We were just leaving our lakeside camp when the local dog brigade made an appearance. There were three of them, sniffing around independently, but always staying in some sort of triangle, lead dog at the front. Their fur was matted by rain, and they looked a little bedraggled, but they were no hardy street dogs: their happy confidence and collared necks attested to that.
I patted my thigh encouragingly, and the lead dog wandered goofily over. This was a dog that was truly wagged by his own tail: everything from his neck backwards jolted happily from side to side as he lumbered along.
He seemed friendly, and – when will I learn? – I gave him a big pat. That was probably the start of it. For the next three or four kilometres we found ourselves trailed by a little fan club of dogs, always one turn behind as we walked around Piva lake. It was quite cute, but sadly we couldn’t be nice to them: we didn’t want another Zuza situation on our hands. So we had to use our angry voices and chase them back home.
And so, it was with heavy hearts that we crossed the soaring Piva dam, and began our climb out of the canyon. This was our first real foray into Montenegro – being just a few hundred metres from where the bus dropped us off two days ago – but it didn’t really begin well.
The air was thick with moisture. At first it was just a light mist, soothing my burnt skin from yesterday’s climb up Maglić, but soon it crystallised into a drizzling rain. It wasn’t heavy, but it made the steep slope just a little more perilous, and we had to cling to trees and grass to stay upright.
That canyon wall struck me as a place that was never really meant to have a hiking trail. The path was a series of tight switchbacks and steep scrambles – going down would be even more difficult – all hanging over an exposed drop of a few hundred metres. It started off well-marked, but soon we were following half-painted dots, and then, after crossing a precarious rock slide, there were no markings at all. At first we figured that the route markers had been left unfinished, but it eventually became abundantly clear that we’d drifted off course. By then it was too late.
The climb up the canyon was only supposed to be a kilometre or two long – two hours tops, we’d thought – but already we’d been stuck there for three with no end in sight. Power lines ran up from the dam, following a ridge above us, so we scrambled straight up the canyon wall hoping to meet some sort of service track. Rock climbing is particularly difficult in bulky hiking boots and with heavy packs, but after half an hour we were at the power lines. From there, we followed some faded service markings pointing directly up the slope. They were better than nothing, and an hour later we crawled over the top of the canyon, wet and exhausted, only to see a well-marked and gently sloping track right beside us. It wasn’t a highlight.
The walking was a lot easier from there, over the minor roads of Piva plateau, heading towards Nedajno some twenty kilometres away. We passed through a series tiny localities and villages, waving occasionally at the people scything in the fields. Bit by bit, it seemed, they were gathering up all the grass of the plateau into tidy little stacks. It must take an age.

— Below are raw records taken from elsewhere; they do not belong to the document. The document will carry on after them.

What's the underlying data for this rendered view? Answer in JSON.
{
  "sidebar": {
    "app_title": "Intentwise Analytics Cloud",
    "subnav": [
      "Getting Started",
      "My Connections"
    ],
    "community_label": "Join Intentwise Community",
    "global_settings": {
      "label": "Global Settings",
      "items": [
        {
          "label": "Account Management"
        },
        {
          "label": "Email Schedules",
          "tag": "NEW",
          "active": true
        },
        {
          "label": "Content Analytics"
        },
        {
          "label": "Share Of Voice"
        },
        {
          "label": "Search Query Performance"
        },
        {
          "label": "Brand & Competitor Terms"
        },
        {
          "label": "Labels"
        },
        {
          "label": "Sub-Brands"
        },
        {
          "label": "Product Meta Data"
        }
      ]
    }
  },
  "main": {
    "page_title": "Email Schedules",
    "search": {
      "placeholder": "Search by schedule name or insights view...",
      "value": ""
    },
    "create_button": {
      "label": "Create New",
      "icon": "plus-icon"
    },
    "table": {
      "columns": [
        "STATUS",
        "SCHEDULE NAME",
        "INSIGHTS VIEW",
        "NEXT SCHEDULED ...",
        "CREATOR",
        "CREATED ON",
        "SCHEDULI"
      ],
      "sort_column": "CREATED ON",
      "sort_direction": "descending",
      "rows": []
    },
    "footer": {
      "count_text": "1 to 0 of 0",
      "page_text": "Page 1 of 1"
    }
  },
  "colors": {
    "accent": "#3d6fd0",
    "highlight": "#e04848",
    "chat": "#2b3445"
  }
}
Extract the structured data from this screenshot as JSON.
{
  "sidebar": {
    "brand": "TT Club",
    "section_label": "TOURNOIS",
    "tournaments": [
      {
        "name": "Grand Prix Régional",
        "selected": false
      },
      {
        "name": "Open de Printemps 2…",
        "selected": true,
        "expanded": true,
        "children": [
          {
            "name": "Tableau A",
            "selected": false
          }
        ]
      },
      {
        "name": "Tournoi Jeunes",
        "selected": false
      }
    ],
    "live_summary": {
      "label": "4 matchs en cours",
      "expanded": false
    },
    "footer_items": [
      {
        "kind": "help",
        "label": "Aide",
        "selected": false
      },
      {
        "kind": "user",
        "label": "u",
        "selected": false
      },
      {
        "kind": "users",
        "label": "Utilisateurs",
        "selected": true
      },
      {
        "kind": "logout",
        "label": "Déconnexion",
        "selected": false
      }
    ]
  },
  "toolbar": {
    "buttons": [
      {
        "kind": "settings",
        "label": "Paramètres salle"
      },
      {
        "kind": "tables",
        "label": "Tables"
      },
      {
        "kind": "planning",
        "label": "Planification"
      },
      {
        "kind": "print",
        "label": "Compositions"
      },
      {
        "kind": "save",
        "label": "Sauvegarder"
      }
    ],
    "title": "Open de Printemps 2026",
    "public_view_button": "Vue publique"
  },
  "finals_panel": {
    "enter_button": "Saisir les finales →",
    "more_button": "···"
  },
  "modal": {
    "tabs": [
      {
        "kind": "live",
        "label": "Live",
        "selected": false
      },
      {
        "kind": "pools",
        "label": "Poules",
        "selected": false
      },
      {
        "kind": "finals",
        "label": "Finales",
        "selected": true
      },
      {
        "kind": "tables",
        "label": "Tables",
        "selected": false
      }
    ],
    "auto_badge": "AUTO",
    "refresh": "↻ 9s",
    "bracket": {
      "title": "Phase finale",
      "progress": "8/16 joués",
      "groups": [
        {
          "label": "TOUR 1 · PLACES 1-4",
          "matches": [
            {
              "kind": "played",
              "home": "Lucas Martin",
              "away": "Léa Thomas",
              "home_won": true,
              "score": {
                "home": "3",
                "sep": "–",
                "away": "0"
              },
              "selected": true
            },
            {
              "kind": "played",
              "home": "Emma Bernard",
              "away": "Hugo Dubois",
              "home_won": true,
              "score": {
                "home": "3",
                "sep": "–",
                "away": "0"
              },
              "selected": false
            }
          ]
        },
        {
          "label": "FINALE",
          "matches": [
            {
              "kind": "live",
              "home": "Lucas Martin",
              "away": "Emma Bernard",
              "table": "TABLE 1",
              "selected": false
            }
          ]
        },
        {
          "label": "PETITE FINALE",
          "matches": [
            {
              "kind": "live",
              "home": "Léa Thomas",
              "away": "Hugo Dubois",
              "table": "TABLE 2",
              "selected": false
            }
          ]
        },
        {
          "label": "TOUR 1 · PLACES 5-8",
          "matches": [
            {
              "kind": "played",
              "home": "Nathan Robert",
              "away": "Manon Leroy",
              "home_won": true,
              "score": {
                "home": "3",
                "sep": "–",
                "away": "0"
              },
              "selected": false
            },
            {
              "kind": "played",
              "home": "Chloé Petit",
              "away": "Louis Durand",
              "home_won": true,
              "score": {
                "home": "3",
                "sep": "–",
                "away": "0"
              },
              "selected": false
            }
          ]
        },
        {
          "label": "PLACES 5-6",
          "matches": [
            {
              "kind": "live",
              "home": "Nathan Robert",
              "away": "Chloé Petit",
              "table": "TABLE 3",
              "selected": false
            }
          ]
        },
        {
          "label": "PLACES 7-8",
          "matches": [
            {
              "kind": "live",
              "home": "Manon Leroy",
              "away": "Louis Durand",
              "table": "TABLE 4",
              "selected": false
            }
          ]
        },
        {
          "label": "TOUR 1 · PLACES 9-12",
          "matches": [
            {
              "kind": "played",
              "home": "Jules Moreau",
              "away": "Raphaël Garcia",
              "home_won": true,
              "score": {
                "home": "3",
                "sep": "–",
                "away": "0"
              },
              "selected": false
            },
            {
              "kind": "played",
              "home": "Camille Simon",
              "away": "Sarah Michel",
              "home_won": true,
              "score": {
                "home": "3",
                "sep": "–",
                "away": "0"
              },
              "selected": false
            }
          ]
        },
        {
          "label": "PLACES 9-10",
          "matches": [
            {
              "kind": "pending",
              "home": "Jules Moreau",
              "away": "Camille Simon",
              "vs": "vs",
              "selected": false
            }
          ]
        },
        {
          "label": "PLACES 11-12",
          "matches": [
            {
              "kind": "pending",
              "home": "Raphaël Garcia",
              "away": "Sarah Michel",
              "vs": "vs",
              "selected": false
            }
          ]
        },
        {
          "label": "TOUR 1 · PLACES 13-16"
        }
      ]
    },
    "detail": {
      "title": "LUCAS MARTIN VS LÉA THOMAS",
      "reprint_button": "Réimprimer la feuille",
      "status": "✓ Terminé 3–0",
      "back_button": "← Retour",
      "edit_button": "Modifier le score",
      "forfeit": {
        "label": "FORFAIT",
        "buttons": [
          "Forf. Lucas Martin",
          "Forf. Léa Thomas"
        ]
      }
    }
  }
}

As we walked the rain came and went and came again, slowly worsening until, as evening approached, it was a proper downpour. We plodded along in silence, feeling our rain gear slowly fail.
A few kilometres out from our destination, Nedajno, a car pulled over and offered us a lift. But we’ve come this far with no lifts, and so we refused, leaving the driver understandably perplexed. If I ever do another thru-hike I think I’ll have to revise this policy of refusing lifts.
At last we reached our destination: the Nedajno cafe, where we were quickly ushered in to the warm restaurant area. Slightly shell-shocked, we soon found ourselves showered, in camp clothes, and eating an incredible home cooked dinner of mashed potatoes, fried zucchini and eggplant, two kinds of cheese and risotto, along with the usual delicious selection of condiments (which I forgot to take a photo of). I’m glad that we’re hiking, or otherwise I would have no hope of finishing these enormous meals we get everywhere we go. The rain falls on, and we relax.
Start and end points: Piva lake near Mratinje to Mitrić B&B Nedajno
Approximate distance: 31 km
Villages: Mratinje – Nedajno
Features: Piva jezero (Piva lake) – Mratinje/Piva dam – Pivska mountain – Mitrić B&B Nedajno